PRAYER

Ever faithful God, whose faithfulness is disclosed in ways as subtle as the delicate breeze that greets us as we step out the door on this August morning, and as profound as the proclamation voiced through one of the great prophets of old, we greet you this day a people of faith engaged in a journey of faith.

Lord, you are our companion, but also our guide. Into the deep recesses of our spirit send your restoring waters that we may be refreshed, restored for the miles we shall yet travel.  For the companions you have given us for our journey, for their support, prayers, and love we are especially grateful, praying that you will form us more perfectly into that community you intend us to be.

For the ancient word that speaks to contemporary need, and the church whose mission it is to prepare disciples to live the word, we give our thanks and praise. We pray for churches around the world, particularly those struggling to sustain their ministries for lack of funds or internal conflict.

Eternal Father, we pray for those who live burdened by a troubled spirit, people who feel isolated with no place to turn. May they find in the communities which surround them the support and encouragement to carry on. We honor those who maintain the thousands of Alcoholics Anonymous groups around this country and world, and celebrate the efforts of other such agencies whose mission it is to uphold the faltering and lost.

Lord, we pray for a spiritual awakening in America.  We have taken so much for granted about life, and the good fortune we enjoy.  We have even taken you for granted, O God, given little of our time, little of ourselves, to prayer, worship, service, and other activity that would bring honor to your name.  Be merciful, Lord, be merciful.  Do not condemn us, but by your grace work in us and through us to achieve the potential we were created to enjoy. Strengthen us in all worthy pursuits that day by day our hearts and minds may be more perfectly conform to the life of your blessed son, Jesus.

O God, counselor and guide, we pray your blessing on this congregation that our collective efforts in your name may be a worthy offering to present at your altar.

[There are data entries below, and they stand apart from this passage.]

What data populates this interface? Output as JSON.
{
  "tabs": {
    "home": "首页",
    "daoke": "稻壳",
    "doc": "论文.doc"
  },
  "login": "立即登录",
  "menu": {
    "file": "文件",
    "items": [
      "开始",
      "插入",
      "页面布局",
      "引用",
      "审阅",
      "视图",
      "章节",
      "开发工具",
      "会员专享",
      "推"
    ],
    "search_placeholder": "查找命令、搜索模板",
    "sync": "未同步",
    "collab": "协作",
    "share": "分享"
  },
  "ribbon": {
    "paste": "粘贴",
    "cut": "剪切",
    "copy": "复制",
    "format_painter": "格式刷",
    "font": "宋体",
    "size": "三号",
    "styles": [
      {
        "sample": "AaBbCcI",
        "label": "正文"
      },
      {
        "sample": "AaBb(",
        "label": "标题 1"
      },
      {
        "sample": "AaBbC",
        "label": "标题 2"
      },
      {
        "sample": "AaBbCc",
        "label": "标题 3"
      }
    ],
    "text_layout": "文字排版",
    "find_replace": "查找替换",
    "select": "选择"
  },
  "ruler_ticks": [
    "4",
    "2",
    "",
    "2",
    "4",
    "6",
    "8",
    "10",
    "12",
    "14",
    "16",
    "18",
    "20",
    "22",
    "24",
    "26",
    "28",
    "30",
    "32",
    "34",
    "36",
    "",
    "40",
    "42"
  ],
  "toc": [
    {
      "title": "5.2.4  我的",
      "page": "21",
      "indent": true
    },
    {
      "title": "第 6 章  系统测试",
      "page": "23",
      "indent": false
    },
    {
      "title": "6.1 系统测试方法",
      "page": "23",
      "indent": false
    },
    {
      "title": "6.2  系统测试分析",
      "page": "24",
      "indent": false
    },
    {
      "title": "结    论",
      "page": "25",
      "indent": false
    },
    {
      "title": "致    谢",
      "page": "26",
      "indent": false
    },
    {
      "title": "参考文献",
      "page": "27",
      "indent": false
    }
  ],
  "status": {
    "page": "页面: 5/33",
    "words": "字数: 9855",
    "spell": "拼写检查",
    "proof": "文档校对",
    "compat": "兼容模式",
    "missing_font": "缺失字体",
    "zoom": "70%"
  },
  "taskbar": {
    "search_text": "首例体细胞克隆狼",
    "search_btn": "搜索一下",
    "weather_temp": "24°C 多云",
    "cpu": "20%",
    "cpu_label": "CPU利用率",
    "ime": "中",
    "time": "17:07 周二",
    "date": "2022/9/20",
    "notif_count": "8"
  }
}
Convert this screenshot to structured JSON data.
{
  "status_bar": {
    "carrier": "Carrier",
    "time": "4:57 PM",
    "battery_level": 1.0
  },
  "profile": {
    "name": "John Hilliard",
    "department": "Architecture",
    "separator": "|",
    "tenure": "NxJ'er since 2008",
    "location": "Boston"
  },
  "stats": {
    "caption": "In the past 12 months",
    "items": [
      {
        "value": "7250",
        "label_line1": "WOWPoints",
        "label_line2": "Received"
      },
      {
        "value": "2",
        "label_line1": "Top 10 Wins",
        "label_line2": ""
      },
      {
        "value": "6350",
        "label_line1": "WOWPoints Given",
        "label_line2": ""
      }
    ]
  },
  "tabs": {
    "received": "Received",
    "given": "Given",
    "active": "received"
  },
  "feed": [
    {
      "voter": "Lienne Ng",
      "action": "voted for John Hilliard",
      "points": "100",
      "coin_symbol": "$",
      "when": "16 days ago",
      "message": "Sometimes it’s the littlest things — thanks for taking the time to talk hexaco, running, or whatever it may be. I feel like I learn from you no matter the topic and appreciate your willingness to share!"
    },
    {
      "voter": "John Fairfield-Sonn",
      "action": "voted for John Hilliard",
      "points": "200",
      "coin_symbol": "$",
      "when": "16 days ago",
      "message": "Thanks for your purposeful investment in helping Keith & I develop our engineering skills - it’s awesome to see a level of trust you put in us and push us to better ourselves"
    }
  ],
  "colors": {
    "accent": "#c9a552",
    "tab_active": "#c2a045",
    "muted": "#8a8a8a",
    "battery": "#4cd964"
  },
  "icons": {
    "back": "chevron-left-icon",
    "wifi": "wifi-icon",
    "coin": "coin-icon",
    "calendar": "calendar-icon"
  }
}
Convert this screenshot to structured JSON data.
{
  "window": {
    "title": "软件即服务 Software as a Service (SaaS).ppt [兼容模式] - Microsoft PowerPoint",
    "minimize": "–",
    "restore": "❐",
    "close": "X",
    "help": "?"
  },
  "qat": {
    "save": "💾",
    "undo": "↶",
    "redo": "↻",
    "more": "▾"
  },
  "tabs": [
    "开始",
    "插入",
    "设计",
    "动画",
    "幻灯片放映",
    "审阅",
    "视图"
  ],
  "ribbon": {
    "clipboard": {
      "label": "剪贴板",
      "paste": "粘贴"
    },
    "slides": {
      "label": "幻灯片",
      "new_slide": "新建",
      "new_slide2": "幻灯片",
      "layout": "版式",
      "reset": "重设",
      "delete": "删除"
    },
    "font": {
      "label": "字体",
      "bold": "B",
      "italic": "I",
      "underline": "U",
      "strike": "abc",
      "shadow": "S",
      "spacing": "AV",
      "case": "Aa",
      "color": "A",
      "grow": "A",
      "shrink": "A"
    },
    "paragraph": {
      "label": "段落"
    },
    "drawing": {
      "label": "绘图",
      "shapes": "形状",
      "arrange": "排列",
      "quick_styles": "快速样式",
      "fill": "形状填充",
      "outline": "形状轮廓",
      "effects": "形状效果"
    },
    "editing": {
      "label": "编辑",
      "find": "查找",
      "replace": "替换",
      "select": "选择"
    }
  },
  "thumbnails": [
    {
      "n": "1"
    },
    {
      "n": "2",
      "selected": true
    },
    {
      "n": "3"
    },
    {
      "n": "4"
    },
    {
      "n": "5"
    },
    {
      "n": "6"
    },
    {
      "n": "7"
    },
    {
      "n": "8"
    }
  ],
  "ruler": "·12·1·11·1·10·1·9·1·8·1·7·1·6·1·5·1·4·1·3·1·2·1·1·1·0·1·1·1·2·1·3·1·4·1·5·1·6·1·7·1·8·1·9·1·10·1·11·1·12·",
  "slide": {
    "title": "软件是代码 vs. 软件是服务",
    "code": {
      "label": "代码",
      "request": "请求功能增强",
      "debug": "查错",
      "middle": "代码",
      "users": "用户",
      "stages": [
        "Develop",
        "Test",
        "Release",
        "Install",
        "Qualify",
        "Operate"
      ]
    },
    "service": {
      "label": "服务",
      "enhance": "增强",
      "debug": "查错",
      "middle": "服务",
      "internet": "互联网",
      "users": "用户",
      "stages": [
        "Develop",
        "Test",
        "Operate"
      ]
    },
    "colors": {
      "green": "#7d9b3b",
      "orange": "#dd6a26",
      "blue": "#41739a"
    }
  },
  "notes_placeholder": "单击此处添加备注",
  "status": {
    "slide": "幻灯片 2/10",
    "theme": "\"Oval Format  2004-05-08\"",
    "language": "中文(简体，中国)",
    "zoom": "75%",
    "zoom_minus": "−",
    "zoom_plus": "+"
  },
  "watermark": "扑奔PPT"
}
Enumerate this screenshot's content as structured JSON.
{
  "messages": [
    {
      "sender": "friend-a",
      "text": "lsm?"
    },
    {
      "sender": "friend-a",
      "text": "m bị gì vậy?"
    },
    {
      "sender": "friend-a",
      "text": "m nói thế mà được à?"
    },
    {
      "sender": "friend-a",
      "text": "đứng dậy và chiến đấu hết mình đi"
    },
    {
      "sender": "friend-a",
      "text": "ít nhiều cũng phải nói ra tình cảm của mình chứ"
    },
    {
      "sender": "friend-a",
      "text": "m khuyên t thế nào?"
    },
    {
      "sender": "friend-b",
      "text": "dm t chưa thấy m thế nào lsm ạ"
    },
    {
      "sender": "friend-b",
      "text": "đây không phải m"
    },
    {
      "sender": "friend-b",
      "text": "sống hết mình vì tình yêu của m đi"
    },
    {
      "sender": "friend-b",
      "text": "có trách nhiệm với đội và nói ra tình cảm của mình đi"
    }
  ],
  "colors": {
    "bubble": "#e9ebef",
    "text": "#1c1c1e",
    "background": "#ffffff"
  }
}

For this day, and our friends in this worshiping community we give thanks, praying the prayer that Jesus taught us….